TASK BRIEF: Would you please repeat all of the data exactly, omitting the pictures?

MATERIAL FOR THE TASK:
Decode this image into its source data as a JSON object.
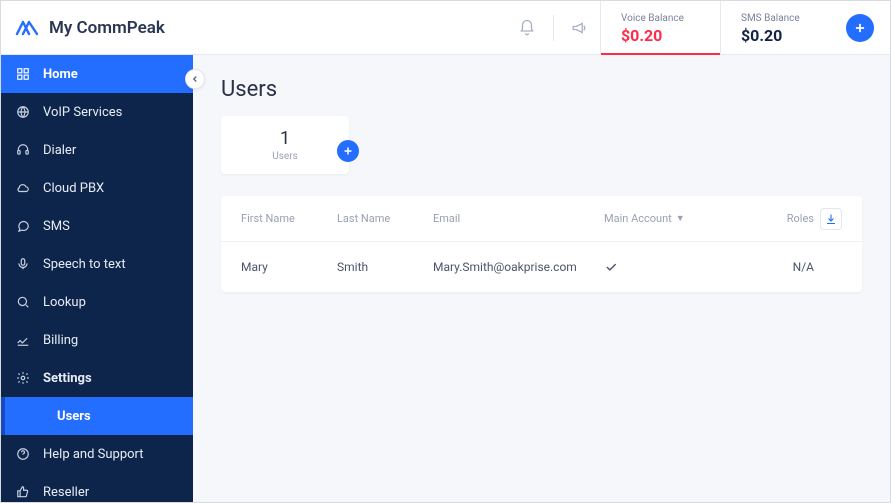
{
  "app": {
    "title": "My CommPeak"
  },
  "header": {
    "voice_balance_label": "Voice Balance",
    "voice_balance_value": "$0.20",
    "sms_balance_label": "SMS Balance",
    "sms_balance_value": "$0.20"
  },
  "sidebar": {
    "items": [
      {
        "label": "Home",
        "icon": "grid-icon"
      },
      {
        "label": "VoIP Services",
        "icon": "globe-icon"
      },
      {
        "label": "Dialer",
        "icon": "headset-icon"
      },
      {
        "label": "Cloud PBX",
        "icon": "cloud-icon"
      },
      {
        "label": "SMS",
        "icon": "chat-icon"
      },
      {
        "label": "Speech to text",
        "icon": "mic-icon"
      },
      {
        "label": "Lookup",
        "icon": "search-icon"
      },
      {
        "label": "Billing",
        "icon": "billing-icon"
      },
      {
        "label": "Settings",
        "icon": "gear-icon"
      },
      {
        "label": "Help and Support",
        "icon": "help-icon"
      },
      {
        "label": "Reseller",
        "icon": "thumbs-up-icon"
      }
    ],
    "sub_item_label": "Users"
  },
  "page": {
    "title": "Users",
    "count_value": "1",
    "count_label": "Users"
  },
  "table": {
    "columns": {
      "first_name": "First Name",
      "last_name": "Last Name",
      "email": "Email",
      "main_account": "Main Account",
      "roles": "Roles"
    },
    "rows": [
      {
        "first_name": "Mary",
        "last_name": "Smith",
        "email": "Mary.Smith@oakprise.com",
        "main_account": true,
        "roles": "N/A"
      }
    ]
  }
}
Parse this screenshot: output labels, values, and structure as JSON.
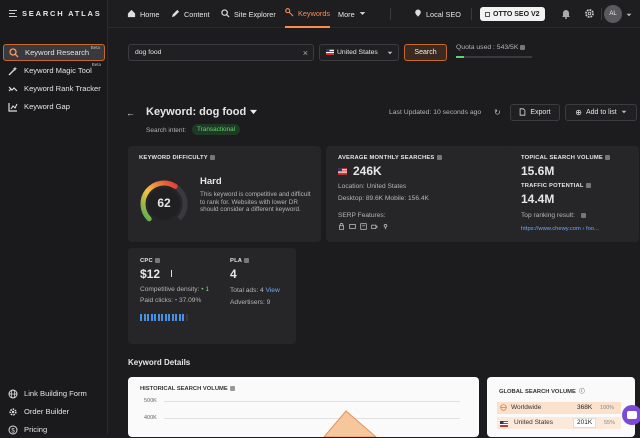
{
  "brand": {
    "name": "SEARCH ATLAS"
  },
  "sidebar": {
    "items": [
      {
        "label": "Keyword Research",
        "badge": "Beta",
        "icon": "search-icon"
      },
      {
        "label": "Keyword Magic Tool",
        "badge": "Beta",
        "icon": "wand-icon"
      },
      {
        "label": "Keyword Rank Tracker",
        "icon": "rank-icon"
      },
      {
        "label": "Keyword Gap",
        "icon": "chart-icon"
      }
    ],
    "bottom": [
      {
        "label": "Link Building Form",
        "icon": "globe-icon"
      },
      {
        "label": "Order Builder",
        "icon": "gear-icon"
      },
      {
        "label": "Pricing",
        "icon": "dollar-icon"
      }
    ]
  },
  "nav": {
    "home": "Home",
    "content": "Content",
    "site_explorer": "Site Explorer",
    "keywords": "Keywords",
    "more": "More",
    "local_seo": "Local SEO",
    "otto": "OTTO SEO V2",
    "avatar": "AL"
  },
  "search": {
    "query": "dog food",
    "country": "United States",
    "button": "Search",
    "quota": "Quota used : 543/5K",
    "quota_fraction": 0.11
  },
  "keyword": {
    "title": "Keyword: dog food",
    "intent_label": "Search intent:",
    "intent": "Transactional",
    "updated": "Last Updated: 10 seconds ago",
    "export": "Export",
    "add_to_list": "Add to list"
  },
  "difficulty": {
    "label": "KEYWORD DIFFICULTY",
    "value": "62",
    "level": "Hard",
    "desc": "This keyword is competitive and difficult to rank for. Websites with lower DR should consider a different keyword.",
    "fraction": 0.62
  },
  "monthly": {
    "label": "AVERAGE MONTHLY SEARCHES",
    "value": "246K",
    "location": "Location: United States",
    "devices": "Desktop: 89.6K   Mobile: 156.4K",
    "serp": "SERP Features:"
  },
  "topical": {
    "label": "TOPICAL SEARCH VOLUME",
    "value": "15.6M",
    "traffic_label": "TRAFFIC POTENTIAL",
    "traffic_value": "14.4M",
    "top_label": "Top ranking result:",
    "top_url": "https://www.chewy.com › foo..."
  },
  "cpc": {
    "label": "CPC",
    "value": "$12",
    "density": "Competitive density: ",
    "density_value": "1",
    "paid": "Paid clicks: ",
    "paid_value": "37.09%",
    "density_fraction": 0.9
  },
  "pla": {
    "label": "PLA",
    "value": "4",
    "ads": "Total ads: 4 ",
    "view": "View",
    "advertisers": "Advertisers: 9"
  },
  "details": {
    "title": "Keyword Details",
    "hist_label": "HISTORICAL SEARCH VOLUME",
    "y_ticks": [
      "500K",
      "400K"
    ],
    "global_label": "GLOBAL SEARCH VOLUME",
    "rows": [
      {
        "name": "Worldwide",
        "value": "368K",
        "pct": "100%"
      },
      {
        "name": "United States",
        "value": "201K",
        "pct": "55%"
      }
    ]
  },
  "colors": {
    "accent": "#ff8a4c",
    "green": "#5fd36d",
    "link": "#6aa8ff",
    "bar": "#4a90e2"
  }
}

ANSWER:
Decode this image into its source data as a JSON object.
{
  "app": {
    "title": "My CommPeak"
  },
  "header": {
    "voice_balance_label": "Voice Balance",
    "voice_balance_value": "$0.20",
    "sms_balance_label": "SMS Balance",
    "sms_balance_value": "$0.20"
  },
  "sidebar": {
    "items": [
      {
        "label": "Home",
        "icon": "grid-icon"
      },
      {
        "label": "VoIP Services",
        "icon": "globe-icon"
      },
      {
        "label": "Dialer",
        "icon": "headset-icon"
      },
      {
        "label": "Cloud PBX",
        "icon": "cloud-icon"
      },
      {
        "label": "SMS",
        "icon": "chat-icon"
      },
      {
        "label": "Speech to text",
        "icon": "mic-icon"
      },
      {
        "label": "Lookup",
        "icon": "search-icon"
      },
      {
        "label": "Billing",
        "icon": "billing-icon"
      },
      {
        "label": "Settings",
        "icon": "gear-icon"
      },
      {
        "label": "Help and Support",
        "icon": "help-icon"
      },
      {
        "label": "Reseller",
        "icon": "thumbs-up-icon"
      }
    ],
    "sub_item_label": "Users"
  },
  "page": {
    "title": "Users",
    "count_value": "1",
    "count_label": "Users"
  },
  "table": {
    "columns": {
      "first_name": "First Name",
      "last_name": "Last Name",
      "email": "Email",
      "main_account": "Main Account",
      "roles": "Roles"
    },
    "rows": [
      {
        "first_name": "Mary",
        "last_name": "Smith",
        "email": "Mary.Smith@oakprise.com",
        "main_account": true,
        "roles": "N/A"
      }
    ]
  }
}
Parse this screenshot: output labels, values, and structure as JSON.
{
  "brand": {
    "name": "SEARCH ATLAS"
  },
  "sidebar": {
    "items": [
      {
        "label": "Keyword Research",
        "badge": "Beta",
        "icon": "search-icon"
      },
      {
        "label": "Keyword Magic Tool",
        "badge": "Beta",
        "icon": "wand-icon"
      },
      {
        "label": "Keyword Rank Tracker",
        "icon": "rank-icon"
      },
      {
        "label": "Keyword Gap",
        "icon": "chart-icon"
      }
    ],
    "bottom": [
      {
        "label": "Link Building Form",
        "icon": "globe-icon"
      },
      {
        "label": "Order Builder",
        "icon": "gear-icon"
      },
      {
        "label": "Pricing",
        "icon": "dollar-icon"
      }
    ]
  },
  "nav": {
    "home": "Home",
    "content": "Content",
    "site_explorer": "Site Explorer",
    "keywords": "Keywords",
    "more": "More",
    "local_seo": "Local SEO",
    "otto": "OTTO SEO V2",
    "avatar": "AL"
  },
  "search": {
    "query": "dog food",
    "country": "United States",
    "button": "Search",
    "quota": "Quota used : 543/5K",
    "quota_fraction": 0.11
  },
  "keyword": {
    "title": "Keyword: dog food",
    "intent_label": "Search intent:",
    "intent": "Transactional",
    "updated": "Last Updated: 10 seconds ago",
    "export": "Export",
    "add_to_list": "Add to list"
  },
  "difficulty": {
    "label": "KEYWORD DIFFICULTY",
    "value": "62",
    "level": "Hard",
    "desc": "This keyword is competitive and difficult to rank for. Websites with lower DR should consider a different keyword.",
    "fraction": 0.62
  },
  "monthly": {
    "label": "AVERAGE MONTHLY SEARCHES",
    "value": "246K",
    "location": "Location: United States",
    "devices": "Desktop: 89.6K   Mobile: 156.4K",
    "serp": "SERP Features:"
  },
  "topical": {
    "label": "TOPICAL SEARCH VOLUME",
    "value": "15.6M",
    "traffic_label": "TRAFFIC POTENTIAL",
    "traffic_value": "14.4M",
    "top_label": "Top ranking result:",
    "top_url": "https://www.chewy.com › foo..."
  },
  "cpc": {
    "label": "CPC",
    "value": "$12",
    "density": "Competitive density: ",
    "density_value": "1",
    "paid": "Paid clicks: ",
    "paid_value": "37.09%",
    "density_fraction": 0.9
  },
  "pla": {
    "label": "PLA",
    "value": "4",
    "ads": "Total ads: 4 ",
    "view": "View",
    "advertisers": "Advertisers: 9"
  },
  "details": {
    "title": "Keyword Details",
    "hist_label": "HISTORICAL SEARCH VOLUME",
    "y_ticks": [
      "500K",
      "400K"
    ],
    "global_label": "GLOBAL SEARCH VOLUME",
    "rows": [
      {
        "name": "Worldwide",
        "value": "368K",
        "pct": "100%"
      },
      {
        "name": "United States",
        "value": "201K",
        "pct": "55%"
      }
    ]
  },
  "colors": {
    "accent": "#ff8a4c",
    "green": "#5fd36d",
    "link": "#6aa8ff",
    "bar": "#4a90e2"
  }
}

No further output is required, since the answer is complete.